Problem details
The entries follow. Please return all of them exactly.

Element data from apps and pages
══════════

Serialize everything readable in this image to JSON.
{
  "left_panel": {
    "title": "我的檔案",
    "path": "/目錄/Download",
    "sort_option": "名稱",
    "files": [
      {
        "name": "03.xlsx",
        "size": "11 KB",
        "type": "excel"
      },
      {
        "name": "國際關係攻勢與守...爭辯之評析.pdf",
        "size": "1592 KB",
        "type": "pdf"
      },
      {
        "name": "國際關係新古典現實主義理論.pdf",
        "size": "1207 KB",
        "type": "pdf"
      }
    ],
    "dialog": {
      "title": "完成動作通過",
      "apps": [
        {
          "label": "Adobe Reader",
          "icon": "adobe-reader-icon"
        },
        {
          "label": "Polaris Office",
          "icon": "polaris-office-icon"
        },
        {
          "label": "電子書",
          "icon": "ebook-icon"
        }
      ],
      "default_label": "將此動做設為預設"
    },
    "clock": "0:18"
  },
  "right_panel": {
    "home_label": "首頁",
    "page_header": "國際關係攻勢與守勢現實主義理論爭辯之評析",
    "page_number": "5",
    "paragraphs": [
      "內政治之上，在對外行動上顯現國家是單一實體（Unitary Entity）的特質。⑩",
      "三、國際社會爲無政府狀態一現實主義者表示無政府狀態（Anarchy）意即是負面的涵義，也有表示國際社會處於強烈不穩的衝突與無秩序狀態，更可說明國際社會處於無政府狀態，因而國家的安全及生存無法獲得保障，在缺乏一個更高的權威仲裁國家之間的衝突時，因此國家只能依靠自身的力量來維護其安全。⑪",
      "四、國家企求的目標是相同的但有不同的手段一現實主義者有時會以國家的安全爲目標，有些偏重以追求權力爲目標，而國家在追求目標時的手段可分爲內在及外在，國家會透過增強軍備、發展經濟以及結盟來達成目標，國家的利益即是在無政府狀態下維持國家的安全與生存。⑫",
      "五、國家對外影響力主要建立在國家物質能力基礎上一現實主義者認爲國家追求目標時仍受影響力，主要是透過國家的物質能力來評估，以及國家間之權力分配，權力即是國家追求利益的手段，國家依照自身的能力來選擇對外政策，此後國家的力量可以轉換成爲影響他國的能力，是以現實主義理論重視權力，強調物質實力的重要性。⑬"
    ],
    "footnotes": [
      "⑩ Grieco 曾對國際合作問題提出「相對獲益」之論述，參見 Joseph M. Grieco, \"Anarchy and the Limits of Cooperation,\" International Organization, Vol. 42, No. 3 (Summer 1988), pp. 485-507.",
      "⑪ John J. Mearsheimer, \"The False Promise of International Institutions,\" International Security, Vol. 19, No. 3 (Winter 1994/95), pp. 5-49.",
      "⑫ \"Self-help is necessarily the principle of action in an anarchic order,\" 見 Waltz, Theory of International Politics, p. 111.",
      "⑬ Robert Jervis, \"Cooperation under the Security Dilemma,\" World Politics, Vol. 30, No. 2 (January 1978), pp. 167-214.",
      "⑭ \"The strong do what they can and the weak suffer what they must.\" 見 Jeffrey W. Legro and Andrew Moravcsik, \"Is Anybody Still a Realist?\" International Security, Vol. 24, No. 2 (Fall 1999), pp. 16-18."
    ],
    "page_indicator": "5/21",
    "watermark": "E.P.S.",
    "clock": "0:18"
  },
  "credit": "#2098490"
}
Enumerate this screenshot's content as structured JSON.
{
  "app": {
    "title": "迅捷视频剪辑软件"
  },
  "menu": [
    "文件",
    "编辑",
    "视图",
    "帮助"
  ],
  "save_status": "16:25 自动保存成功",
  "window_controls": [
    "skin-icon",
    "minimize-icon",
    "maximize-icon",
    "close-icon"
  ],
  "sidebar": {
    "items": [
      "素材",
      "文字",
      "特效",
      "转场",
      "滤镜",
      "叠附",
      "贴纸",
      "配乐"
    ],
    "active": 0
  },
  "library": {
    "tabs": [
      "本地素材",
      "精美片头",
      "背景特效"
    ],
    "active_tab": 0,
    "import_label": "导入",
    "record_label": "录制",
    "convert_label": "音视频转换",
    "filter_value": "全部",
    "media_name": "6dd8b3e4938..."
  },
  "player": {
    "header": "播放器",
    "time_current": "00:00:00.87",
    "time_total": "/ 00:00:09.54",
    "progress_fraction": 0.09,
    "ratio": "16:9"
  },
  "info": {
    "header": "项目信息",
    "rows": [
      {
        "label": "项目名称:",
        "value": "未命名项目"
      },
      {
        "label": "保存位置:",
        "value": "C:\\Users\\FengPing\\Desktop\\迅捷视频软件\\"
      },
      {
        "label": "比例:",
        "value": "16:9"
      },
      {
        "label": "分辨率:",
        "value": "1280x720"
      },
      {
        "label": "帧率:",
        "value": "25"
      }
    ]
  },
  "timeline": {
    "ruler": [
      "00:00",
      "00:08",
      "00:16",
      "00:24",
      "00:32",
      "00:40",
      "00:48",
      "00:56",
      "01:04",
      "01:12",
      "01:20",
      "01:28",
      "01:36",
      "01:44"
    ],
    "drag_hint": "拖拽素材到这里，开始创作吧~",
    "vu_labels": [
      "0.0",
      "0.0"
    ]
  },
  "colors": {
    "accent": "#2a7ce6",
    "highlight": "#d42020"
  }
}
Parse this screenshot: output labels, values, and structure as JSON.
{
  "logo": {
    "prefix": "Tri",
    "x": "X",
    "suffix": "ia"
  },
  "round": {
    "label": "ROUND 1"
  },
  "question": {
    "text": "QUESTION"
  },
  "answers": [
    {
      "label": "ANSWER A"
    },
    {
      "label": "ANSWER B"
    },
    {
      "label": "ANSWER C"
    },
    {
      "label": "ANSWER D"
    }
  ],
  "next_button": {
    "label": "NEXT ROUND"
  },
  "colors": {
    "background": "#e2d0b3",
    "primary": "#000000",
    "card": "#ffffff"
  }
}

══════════

Response to the exercise
Serialize everything readable in this image to JSON.
{
  "left_panel": {
    "title": "我的檔案",
    "path": "/目錄/Download",
    "sort_option": "名稱",
    "files": [
      {
        "name": "03.xlsx",
        "size": "11 KB",
        "type": "excel"
      },
      {
        "name": "國際關係攻勢與守...爭辯之評析.pdf",
        "size": "1592 KB",
        "type": "pdf"
      },
      {
        "name": "國際關係新古典現實主義理論.pdf",
        "size": "1207 KB",
        "type": "pdf"
      }
    ],
    "dialog": {
      "title": "完成動作通過",
      "apps": [
        {
          "label": "Adobe Reader",
          "icon": "adobe-reader-icon"
        },
        {
          "label": "Polaris Office",
          "icon": "polaris-office-icon"
        },
        {
          "label": "電子書",
          "icon": "ebook-icon"
        }
      ],
      "default_label": "將此動做設為預設"
    },
    "clock": "0:18"
  },
  "right_panel": {
    "home_label": "首頁",
    "page_header": "國際關係攻勢與守勢現實主義理論爭辯之評析",
    "page_number": "5",
    "paragraphs": [
      "內政治之上，在對外行動上顯現國家是單一實體（Unitary Entity）的特質。⑩",
      "三、國際社會爲無政府狀態一現實主義者表示無政府狀態（Anarchy）意即是負面的涵義，也有表示國際社會處於強烈不穩的衝突與無秩序狀態，更可說明國際社會處於無政府狀態，因而國家的安全及生存無法獲得保障，在缺乏一個更高的權威仲裁國家之間的衝突時，因此國家只能依靠自身的力量來維護其安全。⑪",
      "四、國家企求的目標是相同的但有不同的手段一現實主義者有時會以國家的安全爲目標，有些偏重以追求權力爲目標，而國家在追求目標時的手段可分爲內在及外在，國家會透過增強軍備、發展經濟以及結盟來達成目標，國家的利益即是在無政府狀態下維持國家的安全與生存。⑫",
      "五、國家對外影響力主要建立在國家物質能力基礎上一現實主義者認爲國家追求目標時仍受影響力，主要是透過國家的物質能力來評估，以及國家間之權力分配，權力即是國家追求利益的手段，國家依照自身的能力來選擇對外政策，此後國家的力量可以轉換成爲影響他國的能力，是以現實主義理論重視權力，強調物質實力的重要性。⑬"
    ],
    "footnotes": [
      "⑩ Grieco 曾對國際合作問題提出「相對獲益」之論述，參見 Joseph M. Grieco, \"Anarchy and the Limits of Cooperation,\" International Organization, Vol. 42, No. 3 (Summer 1988), pp. 485-507.",
      "⑪ John J. Mearsheimer, \"The False Promise of International Institutions,\" International Security, Vol. 19, No. 3 (Winter 1994/95), pp. 5-49.",
      "⑫ \"Self-help is necessarily the principle of action in an anarchic order,\" 見 Waltz, Theory of International Politics, p. 111.",
      "⑬ Robert Jervis, \"Cooperation under the Security Dilemma,\" World Politics, Vol. 30, No. 2 (January 1978), pp. 167-214.",
      "⑭ \"The strong do what they can and the weak suffer what they must.\" 見 Jeffrey W. Legro and Andrew Moravcsik, \"Is Anybody Still a Realist?\" International Security, Vol. 24, No. 2 (Fall 1999), pp. 16-18."
    ],
    "page_indicator": "5/21",
    "watermark": "E.P.S.",
    "clock": "0:18"
  },
  "credit": "#2098490"
}
Enumerate this screenshot's content as structured JSON.
{
  "app": {
    "title": "迅捷视频剪辑软件"
  },
  "menu": [
    "文件",
    "编辑",
    "视图",
    "帮助"
  ],
  "save_status": "16:25 自动保存成功",
  "window_controls": [
    "skin-icon",
    "minimize-icon",
    "maximize-icon",
    "close-icon"
  ],
  "sidebar": {
    "items": [
      "素材",
      "文字",
      "特效",
      "转场",
      "滤镜",
      "叠附",
      "贴纸",
      "配乐"
    ],
    "active": 0
  },
  "library": {
    "tabs": [
      "本地素材",
      "精美片头",
      "背景特效"
    ],
    "active_tab": 0,
    "import_label": "导入",
    "record_label": "录制",
    "convert_label": "音视频转换",
    "filter_value": "全部",
    "media_name": "6dd8b3e4938..."
  },
  "player": {
    "header": "播放器",
    "time_current": "00:00:00.87",
    "time_total": "/ 00:00:09.54",
    "progress_fraction": 0.09,
    "ratio": "16:9"
  },
  "info": {
    "header": "项目信息",
    "rows": [
      {
        "label": "项目名称:",
        "value": "未命名项目"
      },
      {
        "label": "保存位置:",
        "value": "C:\\Users\\FengPing\\Desktop\\迅捷视频软件\\"
      },
      {
        "label": "比例:",
        "value": "16:9"
      },
      {
        "label": "分辨率:",
        "value": "1280x720"
      },
      {
        "label": "帧率:",
        "value": "25"
      }
    ]
  },
  "timeline": {
    "ruler": [
      "00:00",
      "00:08",
      "00:16",
      "00:24",
      "00:32",
      "00:40",
      "00:48",
      "00:56",
      "01:04",
      "01:12",
      "01:20",
      "01:28",
      "01:36",
      "01:44"
    ],
    "drag_hint": "拖拽素材到这里，开始创作吧~",
    "vu_labels": [
      "0.0",
      "0.0"
    ]
  },
  "colors": {
    "accent": "#2a7ce6",
    "highlight": "#d42020"
  }
}
Parse this screenshot: output labels, values, and structure as JSON.
{
  "logo": {
    "prefix": "Tri",
    "x": "X",
    "suffix": "ia"
  },
  "round": {
    "label": "ROUND 1"
  },
  "question": {
    "text": "QUESTION"
  },
  "answers": [
    {
      "label": "ANSWER A"
    },
    {
      "label": "ANSWER B"
    },
    {
      "label": "ANSWER C"
    },
    {
      "label": "ANSWER D"
    }
  ],
  "next_button": {
    "label": "NEXT ROUND"
  },
  "colors": {
    "background": "#e2d0b3",
    "primary": "#000000",
    "card": "#ffffff"
  }
}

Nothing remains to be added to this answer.